It is easy to burn out when you are responsible for providing full-time care to an aging or disabled loved one.
According to research, 27% of American adults live alone or are aging alone, whether by choice or unforeseen circumstances. These statistics are expected to increase as societal norms evolve and different ways of living are embraced. Being single is no longer stigmatized, and more adults are choosing solo aging.
What is Solo Aging?
Simply put, solo aging is aging by yourself. For many, it means they are aging without a spouse, children, or other close relatives. People may find themselves in a solo aging situation due to being widowed, divorced, or estranged, or they may choose solo aging as a lifestyle.
Over the years, solo aging has been largely misunderstood and misrepresented.
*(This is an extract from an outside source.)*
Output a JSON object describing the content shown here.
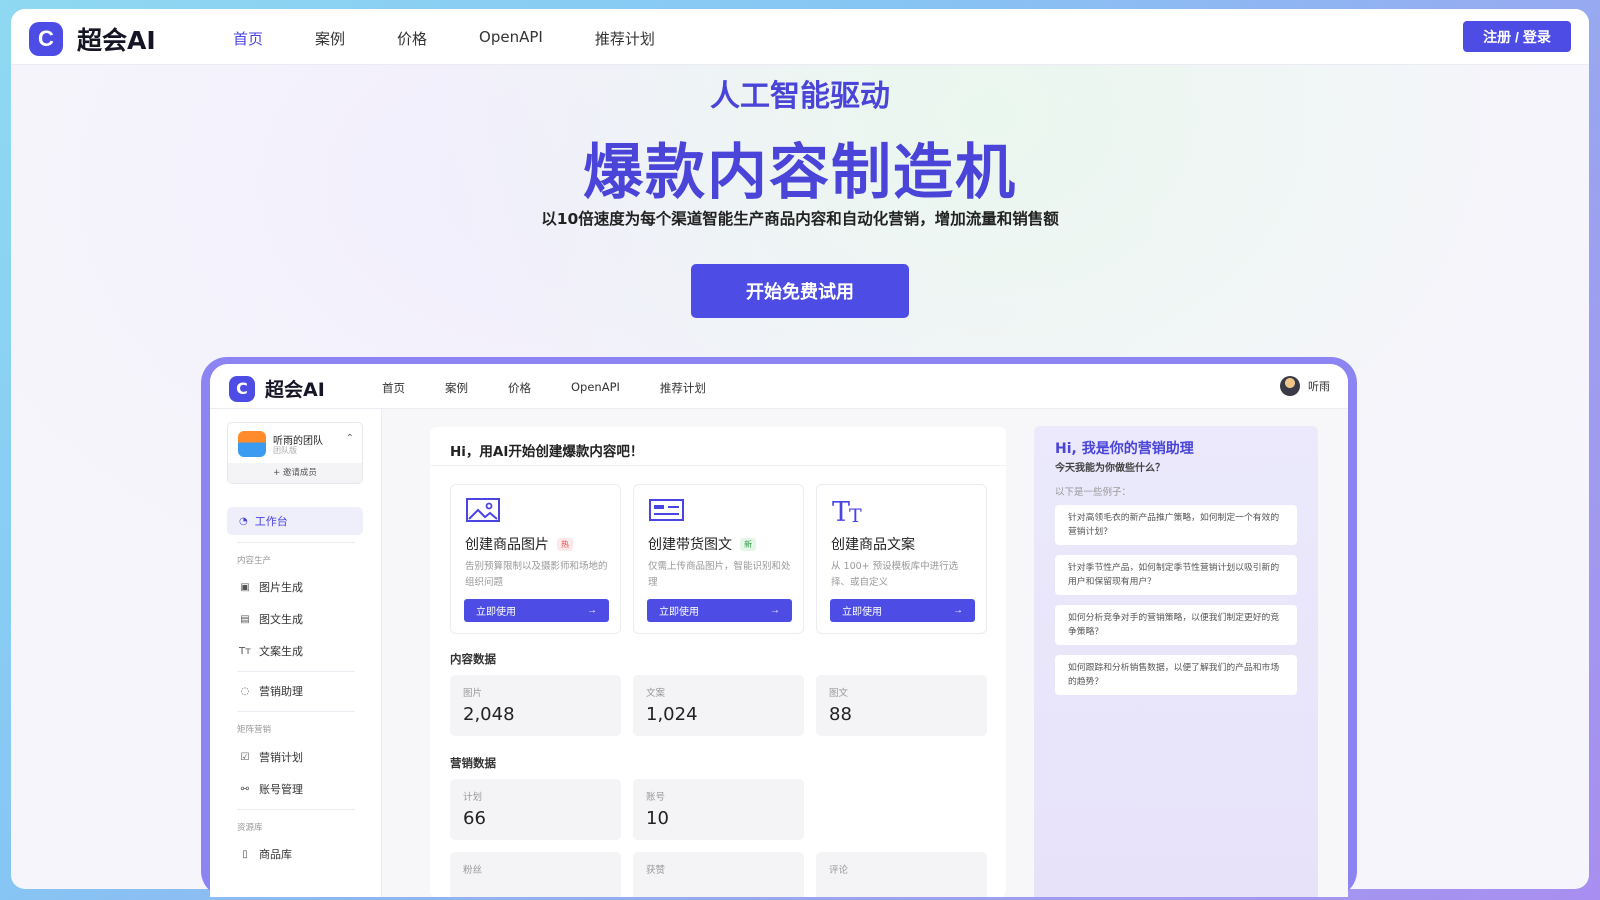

However, it is now growing in popularity and even a desirable way to age. Even for those who did not choose solo aging, it can be a very positive way to live.
Tips for Positive Solo Aging
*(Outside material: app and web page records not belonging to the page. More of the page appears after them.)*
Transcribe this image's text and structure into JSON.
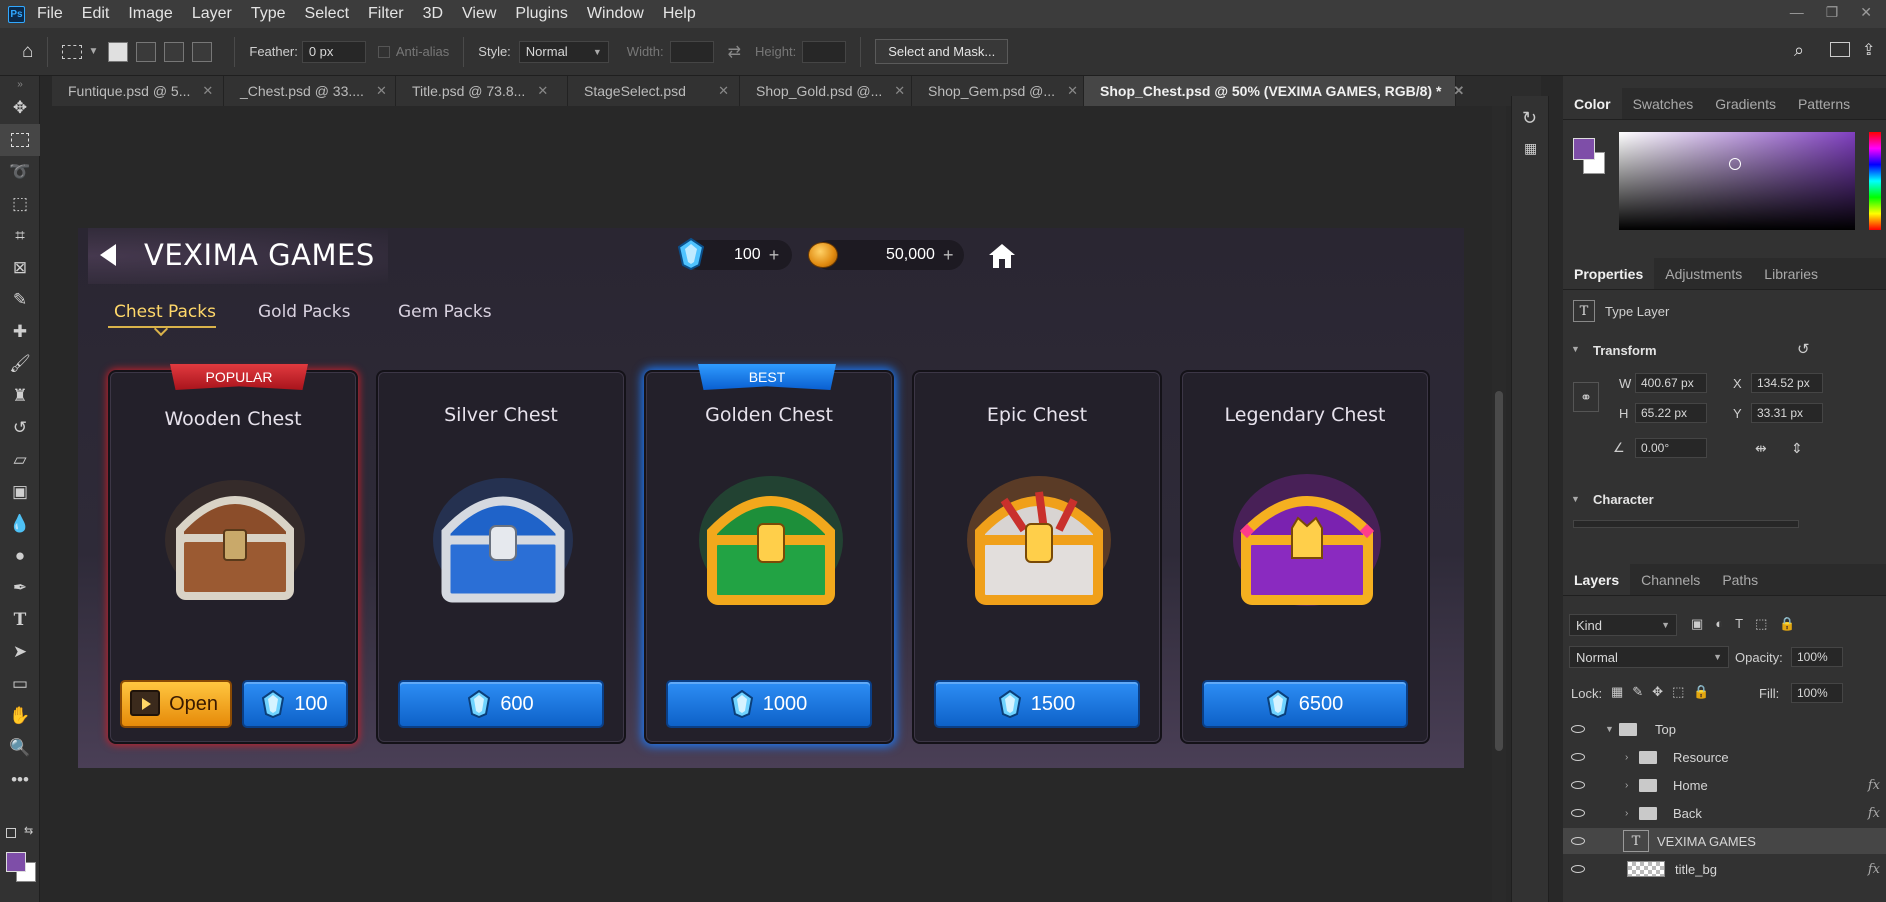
{
  "app": {
    "logo": "Ps",
    "menu": [
      "File",
      "Edit",
      "Image",
      "Layer",
      "Type",
      "Select",
      "Filter",
      "3D",
      "View",
      "Plugins",
      "Window",
      "Help"
    ]
  },
  "options": {
    "feather_label": "Feather:",
    "feather_value": "0 px",
    "anti_alias": "Anti-alias",
    "style_label": "Style:",
    "style_value": "Normal",
    "width_label": "Width:",
    "height_label": "Height:",
    "select_mask": "Select and Mask..."
  },
  "doc_tabs": [
    {
      "label": "Funtique.psd @ 5..."
    },
    {
      "label": "_Chest.psd @ 33...."
    },
    {
      "label": "Title.psd @ 73.8..."
    },
    {
      "label": "StageSelect.psd"
    },
    {
      "label": "Shop_Gold.psd @..."
    },
    {
      "label": "Shop_Gem.psd @..."
    },
    {
      "label": "Shop_Chest.psd @ 50% (VEXIMA GAMES, RGB/8) *"
    }
  ],
  "game": {
    "title": "VEXIMA GAMES",
    "gems": "100",
    "gold": "50,000",
    "plus": "+",
    "tabs": [
      "Chest Packs",
      "Gold Packs",
      "Gem Packs"
    ],
    "active_tab": "Chest Packs",
    "open_label": "Open",
    "cards": [
      {
        "name": "Wooden Chest",
        "badge": "POPULAR",
        "price": "100",
        "has_open": true
      },
      {
        "name": "Silver Chest",
        "badge": "",
        "price": "600",
        "has_open": false
      },
      {
        "name": "Golden Chest",
        "badge": "BEST",
        "price": "1000",
        "has_open": false
      },
      {
        "name": "Epic Chest",
        "badge": "",
        "price": "1500",
        "has_open": false
      },
      {
        "name": "Legendary Chest",
        "badge": "",
        "price": "6500",
        "has_open": false
      }
    ]
  },
  "color_panel": {
    "tabs": [
      "Color",
      "Swatches",
      "Gradients",
      "Patterns"
    ],
    "foreground": "#7e4ea8",
    "background": "#ffffff"
  },
  "properties": {
    "tabs": [
      "Properties",
      "Adjustments",
      "Libraries"
    ],
    "type_label": "Type Layer",
    "transform_label": "Transform",
    "w_label": "W",
    "w": "400.67 px",
    "h_label": "H",
    "h": "65.22 px",
    "x_label": "X",
    "x": "134.52 px",
    "y_label": "Y",
    "y": "33.31 px",
    "angle": "0.00°",
    "character_label": "Character"
  },
  "layers_panel": {
    "tabs": [
      "Layers",
      "Channels",
      "Paths"
    ],
    "kind": "Kind",
    "blend": "Normal",
    "opacity_label": "Opacity:",
    "opacity": "100%",
    "lock_label": "Lock:",
    "fill_label": "Fill:",
    "fill": "100%",
    "fx": "fx",
    "layers": [
      {
        "name": "Top",
        "type": "group",
        "indent": 0,
        "fx": false,
        "expanded": true
      },
      {
        "name": "Resource",
        "type": "group",
        "indent": 1,
        "fx": false
      },
      {
        "name": "Home",
        "type": "group",
        "indent": 1,
        "fx": true
      },
      {
        "name": "Back",
        "type": "group",
        "indent": 1,
        "fx": true
      },
      {
        "name": "VEXIMA GAMES",
        "type": "text",
        "indent": 1,
        "fx": false,
        "selected": true
      },
      {
        "name": "title_bg",
        "type": "pixel",
        "indent": 1,
        "fx": true
      }
    ]
  }
}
- Build a community. Meaningful relationships directly affect how happy and connected a person feels. Whether extroverted or introverted, friendships and human connection are critical for health and well-being. Companionship is important not just for the social aspect but also practicality. Being part of a community allows you to connect with others you can rely on for help when needed.
- Live healthily. Living healthy may be a no-brainer. However, it may be the hardest to commit to regularly. Routine exercise, healthy eating, and keeping your mind sharp will encourage your ability to live independently and significantly enhance your quality of life. Keeping your cognitive and physical function at an optimal level can minimize many of the concerns that come with aging alone.
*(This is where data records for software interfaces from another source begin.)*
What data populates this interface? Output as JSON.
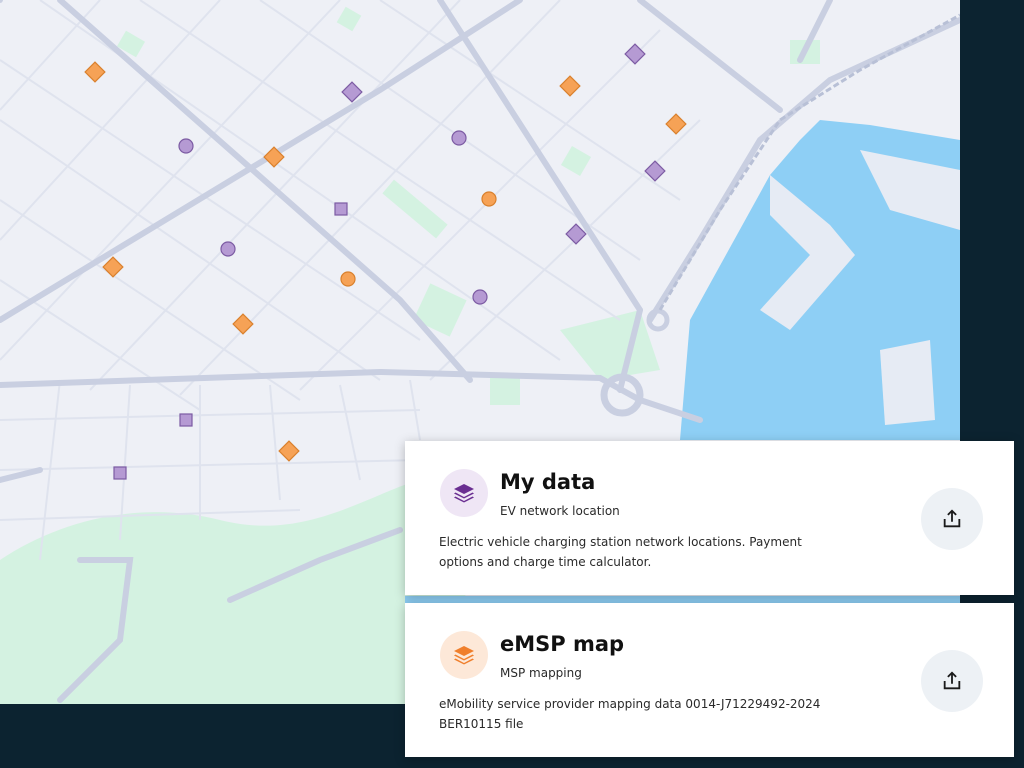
{
  "colors": {
    "background": "#0c2330",
    "map_land": "#eef0f6",
    "water": "#8ecff5",
    "park": "#d4f2e1",
    "road": "#c9cfe1",
    "marker_orange": "#f6a256",
    "marker_purple": "#b59ad3",
    "accent_purple": "#6a2e91",
    "accent_orange": "#f07f2c"
  },
  "map": {
    "legend_hint": "Markers: orange diamonds and circles, purple diamonds, circles and squares",
    "markers": [
      {
        "shape": "diamond",
        "color": "orange"
      },
      {
        "shape": "diamond",
        "color": "purple"
      },
      {
        "shape": "circle",
        "color": "purple"
      },
      {
        "shape": "square",
        "color": "purple"
      },
      {
        "shape": "circle",
        "color": "orange"
      }
    ]
  },
  "cards": [
    {
      "title": "My data",
      "subtitle": "EV network location",
      "description": "Electric vehicle charging station network locations. Payment options and charge time calculator.",
      "icon": "layers-icon",
      "icon_color": "#6a2e91",
      "icon_bg": "#efe6f5"
    },
    {
      "title": "eMSP map",
      "subtitle": "MSP mapping",
      "description": "eMobility service provider mapping data 0014-J71229492-2024 BER10115 file",
      "icon": "layers-icon",
      "icon_color": "#f07f2c",
      "icon_bg": "#fde8d8"
    }
  ],
  "share_icon": "share-icon"
}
- Carefully think about where you will live. Living arrangements are generally the most significant financial and social factor to consider. Single individuals have the flexibility that many do not, which allows them many different options. You may like the thought of aging in place. However, considering the community and resources you have available is essential. You may want to consider seeking a roommate, as it can positively affect your finances and provide companionship. Retirement or senior communities also offer a sense of family, support, and access to resources as you age.
- Ensure legal matters are in order. Those who age solo do not have a spouse or an adult child they can rely on to make decisions in the event of their death or serious illness. Ensuring that your assets and wishes are legally protected is crucial if you plan to age independently. Meet with an estate planning attorney to ensure all legal documents and matters are properly executed. These may include a living will, advanced directives, powers of attorney, trusts, and other matters your attorney deems important. Regularly evaluate and update any legal documents.
- Plan ahead. Compared to a retired couple, it’s even more critical for a single retiree to create a detailed and personalized retirement plan. Earlier planning is best, as there might be a time when you can’t take care of yourself or make your own decisions. Look into different long-term care options and consider what is ideal for you. Additionally, research professional caregivers and local assisted living communities. Additionally, speaking with a professional about financial planning for any unforeseen events that may occur as you age is also wise.
Successful Solo Aging
Aging solo allows you complete control of how you live out your retirement, as you are not legally bound to anyone else. With a positive outlook, a little mindfulness, and proper planning, solo aging can be an extremely gratifying way to live out your retirement. Elder law attorneys are an invaluable resource as you prepare for solo aging. Our experts are happy to help as you plan for the years ahead. If you have questions or would like to discuss your personal legal matters, please don’t hesitate to contact us at (321) 729-0087.